[Website and app data records]
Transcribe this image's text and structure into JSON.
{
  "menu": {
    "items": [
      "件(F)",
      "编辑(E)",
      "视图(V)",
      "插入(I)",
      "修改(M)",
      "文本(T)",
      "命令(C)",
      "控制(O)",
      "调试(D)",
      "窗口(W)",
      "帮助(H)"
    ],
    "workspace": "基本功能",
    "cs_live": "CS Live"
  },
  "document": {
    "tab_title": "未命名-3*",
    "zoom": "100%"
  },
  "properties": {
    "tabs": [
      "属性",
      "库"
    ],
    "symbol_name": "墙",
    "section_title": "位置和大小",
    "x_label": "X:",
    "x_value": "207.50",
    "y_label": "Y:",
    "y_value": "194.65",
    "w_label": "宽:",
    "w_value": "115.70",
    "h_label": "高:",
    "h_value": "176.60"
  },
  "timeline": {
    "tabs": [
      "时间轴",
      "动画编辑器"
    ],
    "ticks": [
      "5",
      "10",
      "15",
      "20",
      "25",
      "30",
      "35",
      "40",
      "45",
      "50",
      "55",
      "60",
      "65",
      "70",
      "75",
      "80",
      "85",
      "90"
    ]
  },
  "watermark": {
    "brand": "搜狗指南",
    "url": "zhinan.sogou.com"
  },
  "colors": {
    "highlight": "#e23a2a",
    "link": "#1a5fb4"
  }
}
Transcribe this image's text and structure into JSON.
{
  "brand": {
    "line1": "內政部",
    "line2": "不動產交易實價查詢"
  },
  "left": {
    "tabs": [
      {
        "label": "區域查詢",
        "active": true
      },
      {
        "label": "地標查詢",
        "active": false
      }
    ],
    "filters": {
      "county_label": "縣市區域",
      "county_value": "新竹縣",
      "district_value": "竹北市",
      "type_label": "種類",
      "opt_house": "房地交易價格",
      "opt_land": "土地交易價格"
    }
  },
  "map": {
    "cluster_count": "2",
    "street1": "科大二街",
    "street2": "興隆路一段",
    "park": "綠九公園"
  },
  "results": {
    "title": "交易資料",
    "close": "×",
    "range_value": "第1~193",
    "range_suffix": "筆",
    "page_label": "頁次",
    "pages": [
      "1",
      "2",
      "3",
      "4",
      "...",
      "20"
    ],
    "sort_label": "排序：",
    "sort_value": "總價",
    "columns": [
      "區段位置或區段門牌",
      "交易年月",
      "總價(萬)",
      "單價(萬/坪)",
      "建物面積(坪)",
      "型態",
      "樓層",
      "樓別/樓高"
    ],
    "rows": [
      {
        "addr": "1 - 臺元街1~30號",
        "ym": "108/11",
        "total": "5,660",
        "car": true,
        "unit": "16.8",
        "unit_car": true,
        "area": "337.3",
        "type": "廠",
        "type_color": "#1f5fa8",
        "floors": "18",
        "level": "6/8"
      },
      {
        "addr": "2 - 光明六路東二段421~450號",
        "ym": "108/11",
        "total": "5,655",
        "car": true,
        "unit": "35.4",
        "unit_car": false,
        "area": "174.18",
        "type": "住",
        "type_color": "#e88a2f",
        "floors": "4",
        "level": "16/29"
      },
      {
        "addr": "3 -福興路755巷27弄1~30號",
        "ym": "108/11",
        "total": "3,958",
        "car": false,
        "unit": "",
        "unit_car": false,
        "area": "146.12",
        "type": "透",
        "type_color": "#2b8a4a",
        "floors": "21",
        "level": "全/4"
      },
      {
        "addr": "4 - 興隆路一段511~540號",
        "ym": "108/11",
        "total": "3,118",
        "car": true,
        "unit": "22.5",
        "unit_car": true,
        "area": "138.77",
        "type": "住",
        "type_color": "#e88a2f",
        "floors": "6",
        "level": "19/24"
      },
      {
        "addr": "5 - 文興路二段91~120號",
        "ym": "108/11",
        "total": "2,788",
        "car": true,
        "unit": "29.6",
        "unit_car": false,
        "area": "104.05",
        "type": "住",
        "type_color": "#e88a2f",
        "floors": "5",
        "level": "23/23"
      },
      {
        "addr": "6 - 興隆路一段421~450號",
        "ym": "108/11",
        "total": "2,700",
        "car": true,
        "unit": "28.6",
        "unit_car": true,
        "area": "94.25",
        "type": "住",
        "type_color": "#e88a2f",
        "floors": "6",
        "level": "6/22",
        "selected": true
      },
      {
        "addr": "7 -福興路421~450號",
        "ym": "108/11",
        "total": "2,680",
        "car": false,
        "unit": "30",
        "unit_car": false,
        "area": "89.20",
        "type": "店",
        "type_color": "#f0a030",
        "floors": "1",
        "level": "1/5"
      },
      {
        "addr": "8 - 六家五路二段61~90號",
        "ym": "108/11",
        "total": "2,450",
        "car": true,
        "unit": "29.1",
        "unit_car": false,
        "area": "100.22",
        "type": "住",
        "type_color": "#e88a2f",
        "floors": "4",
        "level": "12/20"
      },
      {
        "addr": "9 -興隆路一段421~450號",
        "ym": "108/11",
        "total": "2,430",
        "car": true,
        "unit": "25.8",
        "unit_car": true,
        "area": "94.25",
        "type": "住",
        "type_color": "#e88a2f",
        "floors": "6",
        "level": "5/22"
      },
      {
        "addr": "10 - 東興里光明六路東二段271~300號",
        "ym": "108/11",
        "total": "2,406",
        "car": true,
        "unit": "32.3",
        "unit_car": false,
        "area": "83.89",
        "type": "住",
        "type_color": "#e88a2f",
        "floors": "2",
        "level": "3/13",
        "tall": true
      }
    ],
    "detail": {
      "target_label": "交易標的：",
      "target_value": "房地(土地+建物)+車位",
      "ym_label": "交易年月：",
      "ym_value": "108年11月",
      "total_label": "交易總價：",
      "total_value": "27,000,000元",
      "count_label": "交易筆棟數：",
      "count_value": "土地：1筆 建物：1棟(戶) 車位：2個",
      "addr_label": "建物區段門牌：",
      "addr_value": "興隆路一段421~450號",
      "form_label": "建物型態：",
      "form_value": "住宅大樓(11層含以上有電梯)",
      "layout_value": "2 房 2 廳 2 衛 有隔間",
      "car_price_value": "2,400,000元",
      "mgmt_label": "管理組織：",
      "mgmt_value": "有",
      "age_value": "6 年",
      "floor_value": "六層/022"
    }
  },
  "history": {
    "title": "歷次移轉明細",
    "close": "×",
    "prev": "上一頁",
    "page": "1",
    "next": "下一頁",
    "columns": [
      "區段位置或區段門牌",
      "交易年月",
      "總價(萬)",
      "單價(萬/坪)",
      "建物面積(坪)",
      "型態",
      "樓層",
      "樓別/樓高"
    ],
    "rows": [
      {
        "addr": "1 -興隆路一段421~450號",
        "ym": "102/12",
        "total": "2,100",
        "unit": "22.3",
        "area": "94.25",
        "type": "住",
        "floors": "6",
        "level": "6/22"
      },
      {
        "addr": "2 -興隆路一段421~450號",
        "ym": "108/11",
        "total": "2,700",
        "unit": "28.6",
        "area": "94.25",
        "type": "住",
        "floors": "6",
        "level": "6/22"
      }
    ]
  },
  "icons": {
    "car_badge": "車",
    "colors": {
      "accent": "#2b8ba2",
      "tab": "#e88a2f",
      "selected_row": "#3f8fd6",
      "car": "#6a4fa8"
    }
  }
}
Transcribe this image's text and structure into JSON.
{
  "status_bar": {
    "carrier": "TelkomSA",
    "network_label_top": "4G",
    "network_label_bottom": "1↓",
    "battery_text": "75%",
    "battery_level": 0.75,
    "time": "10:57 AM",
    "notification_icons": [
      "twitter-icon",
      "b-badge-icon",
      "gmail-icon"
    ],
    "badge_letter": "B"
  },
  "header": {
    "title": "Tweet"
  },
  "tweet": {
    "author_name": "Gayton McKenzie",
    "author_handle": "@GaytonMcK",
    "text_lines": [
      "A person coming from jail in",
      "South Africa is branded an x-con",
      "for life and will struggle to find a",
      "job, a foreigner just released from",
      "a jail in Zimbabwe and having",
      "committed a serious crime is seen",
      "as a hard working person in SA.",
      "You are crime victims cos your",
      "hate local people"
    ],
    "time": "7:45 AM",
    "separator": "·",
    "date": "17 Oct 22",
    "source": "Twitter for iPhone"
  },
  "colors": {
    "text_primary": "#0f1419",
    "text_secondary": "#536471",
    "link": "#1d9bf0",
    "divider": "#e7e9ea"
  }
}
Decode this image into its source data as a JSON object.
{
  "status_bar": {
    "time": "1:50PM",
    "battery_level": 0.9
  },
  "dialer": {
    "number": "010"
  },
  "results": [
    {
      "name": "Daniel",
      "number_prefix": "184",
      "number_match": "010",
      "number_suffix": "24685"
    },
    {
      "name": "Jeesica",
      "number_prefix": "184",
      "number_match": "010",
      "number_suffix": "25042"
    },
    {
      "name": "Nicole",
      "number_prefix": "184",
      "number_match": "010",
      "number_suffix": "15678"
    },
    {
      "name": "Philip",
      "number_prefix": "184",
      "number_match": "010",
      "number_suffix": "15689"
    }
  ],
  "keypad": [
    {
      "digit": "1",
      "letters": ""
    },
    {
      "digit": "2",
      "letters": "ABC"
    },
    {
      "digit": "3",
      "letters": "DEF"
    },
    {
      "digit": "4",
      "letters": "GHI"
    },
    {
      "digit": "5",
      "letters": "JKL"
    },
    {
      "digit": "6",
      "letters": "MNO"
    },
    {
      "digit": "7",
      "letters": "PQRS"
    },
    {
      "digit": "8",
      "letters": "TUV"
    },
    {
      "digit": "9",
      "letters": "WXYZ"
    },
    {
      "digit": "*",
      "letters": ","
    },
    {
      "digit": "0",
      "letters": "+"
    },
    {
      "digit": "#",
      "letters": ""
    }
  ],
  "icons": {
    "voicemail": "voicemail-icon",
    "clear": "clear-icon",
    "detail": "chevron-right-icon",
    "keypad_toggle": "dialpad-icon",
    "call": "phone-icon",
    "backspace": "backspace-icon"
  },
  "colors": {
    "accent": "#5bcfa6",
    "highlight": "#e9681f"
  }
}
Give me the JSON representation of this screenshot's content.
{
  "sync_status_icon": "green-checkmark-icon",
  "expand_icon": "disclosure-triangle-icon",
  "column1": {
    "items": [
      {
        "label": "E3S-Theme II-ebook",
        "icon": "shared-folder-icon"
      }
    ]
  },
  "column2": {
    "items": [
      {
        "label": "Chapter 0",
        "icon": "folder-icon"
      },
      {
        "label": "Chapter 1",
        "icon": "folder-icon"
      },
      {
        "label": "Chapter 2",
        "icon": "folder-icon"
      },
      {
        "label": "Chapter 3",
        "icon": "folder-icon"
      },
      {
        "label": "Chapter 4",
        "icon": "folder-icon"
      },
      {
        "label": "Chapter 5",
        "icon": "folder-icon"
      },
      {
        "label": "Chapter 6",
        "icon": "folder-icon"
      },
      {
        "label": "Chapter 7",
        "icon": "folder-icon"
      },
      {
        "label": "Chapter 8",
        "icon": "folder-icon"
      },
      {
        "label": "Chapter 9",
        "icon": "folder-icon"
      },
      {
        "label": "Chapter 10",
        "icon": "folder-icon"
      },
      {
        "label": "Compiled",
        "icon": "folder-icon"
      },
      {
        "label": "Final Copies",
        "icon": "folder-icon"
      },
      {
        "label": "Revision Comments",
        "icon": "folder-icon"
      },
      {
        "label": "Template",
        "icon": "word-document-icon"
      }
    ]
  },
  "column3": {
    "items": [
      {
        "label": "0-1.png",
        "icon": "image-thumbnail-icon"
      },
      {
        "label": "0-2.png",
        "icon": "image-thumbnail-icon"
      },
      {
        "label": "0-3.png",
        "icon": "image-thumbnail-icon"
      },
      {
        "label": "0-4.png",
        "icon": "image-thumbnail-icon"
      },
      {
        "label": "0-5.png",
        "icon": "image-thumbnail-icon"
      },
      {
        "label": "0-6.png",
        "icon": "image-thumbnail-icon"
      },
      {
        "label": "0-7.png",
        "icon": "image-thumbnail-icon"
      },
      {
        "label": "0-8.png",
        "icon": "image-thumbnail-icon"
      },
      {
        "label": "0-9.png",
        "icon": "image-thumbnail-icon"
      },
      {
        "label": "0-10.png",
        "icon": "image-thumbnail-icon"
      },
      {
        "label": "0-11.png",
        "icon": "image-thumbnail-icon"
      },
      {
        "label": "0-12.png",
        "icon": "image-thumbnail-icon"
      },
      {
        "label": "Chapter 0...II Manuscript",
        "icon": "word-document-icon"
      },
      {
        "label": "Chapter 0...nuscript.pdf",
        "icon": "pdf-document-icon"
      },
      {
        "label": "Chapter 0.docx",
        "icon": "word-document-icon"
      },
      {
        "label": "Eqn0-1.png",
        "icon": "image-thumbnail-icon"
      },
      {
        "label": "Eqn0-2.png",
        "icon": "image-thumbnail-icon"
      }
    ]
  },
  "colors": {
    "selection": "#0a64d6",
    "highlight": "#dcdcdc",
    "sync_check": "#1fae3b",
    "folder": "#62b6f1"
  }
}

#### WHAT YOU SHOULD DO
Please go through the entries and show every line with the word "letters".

#### COMPLETED EXERCISE
      "letters": ""
      "letters": "ABC"
      "letters": "DEF"
      "letters": "GHI"
      "letters": "JKL"
      "letters": "MNO"
      "letters": "PQRS"
      "letters": "TUV"
      "letters": "WXYZ"
      "letters": ","
      "letters": "+"
      "letters": ""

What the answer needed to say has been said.